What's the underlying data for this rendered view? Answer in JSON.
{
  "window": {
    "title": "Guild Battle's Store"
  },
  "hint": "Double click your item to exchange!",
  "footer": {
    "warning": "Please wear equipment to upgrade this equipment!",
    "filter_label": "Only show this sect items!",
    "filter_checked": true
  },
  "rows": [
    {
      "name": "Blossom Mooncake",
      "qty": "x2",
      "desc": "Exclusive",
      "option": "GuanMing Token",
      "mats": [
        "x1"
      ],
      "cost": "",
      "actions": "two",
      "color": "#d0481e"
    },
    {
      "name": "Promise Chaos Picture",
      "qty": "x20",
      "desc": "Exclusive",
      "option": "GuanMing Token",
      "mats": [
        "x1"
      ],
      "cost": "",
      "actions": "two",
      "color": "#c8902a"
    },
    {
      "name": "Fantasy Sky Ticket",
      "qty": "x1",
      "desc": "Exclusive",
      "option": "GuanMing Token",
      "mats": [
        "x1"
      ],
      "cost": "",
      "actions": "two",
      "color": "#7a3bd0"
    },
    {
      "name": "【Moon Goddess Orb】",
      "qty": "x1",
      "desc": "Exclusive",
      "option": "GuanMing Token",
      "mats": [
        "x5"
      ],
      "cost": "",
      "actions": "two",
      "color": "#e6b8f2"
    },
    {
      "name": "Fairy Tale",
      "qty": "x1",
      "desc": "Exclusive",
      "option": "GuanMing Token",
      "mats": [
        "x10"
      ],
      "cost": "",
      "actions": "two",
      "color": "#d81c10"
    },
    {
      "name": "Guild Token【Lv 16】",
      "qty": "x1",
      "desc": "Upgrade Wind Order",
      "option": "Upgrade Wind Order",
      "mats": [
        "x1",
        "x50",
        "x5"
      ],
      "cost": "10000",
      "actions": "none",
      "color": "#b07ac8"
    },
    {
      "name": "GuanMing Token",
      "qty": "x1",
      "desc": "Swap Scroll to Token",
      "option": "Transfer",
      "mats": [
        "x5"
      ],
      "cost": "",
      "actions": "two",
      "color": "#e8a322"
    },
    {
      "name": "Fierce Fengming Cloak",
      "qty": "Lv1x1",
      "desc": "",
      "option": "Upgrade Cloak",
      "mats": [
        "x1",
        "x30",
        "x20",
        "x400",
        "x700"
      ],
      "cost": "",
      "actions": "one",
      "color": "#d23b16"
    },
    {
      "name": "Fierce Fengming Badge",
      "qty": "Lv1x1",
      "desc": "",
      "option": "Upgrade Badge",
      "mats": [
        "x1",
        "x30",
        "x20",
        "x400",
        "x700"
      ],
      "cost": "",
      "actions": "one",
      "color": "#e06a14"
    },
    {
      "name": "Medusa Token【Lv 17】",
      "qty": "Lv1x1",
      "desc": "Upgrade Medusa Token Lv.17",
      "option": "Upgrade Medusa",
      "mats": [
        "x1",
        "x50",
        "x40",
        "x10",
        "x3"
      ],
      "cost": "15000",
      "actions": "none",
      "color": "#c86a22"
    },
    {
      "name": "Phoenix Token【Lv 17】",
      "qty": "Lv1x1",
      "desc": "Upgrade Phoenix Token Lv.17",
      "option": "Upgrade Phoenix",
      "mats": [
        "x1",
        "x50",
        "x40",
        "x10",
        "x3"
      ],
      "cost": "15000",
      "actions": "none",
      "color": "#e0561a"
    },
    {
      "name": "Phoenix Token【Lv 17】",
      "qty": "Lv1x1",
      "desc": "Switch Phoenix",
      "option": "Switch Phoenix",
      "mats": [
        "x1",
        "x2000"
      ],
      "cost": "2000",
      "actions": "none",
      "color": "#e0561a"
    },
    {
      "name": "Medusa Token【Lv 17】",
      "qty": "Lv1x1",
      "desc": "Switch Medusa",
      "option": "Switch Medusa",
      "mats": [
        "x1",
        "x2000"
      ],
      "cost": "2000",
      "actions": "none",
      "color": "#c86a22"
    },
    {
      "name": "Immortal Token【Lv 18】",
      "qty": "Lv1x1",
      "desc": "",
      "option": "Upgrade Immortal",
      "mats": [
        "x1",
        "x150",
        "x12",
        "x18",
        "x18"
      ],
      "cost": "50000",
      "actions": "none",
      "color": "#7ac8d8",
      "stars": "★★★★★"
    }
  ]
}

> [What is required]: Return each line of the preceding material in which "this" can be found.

> [Exercise solution]:
What's the underlying data for this rendered view? Answer in JSON.
    "warning": "Please wear equipment to upgrade this equipment!",
    "filter_label": "Only show this sect items!",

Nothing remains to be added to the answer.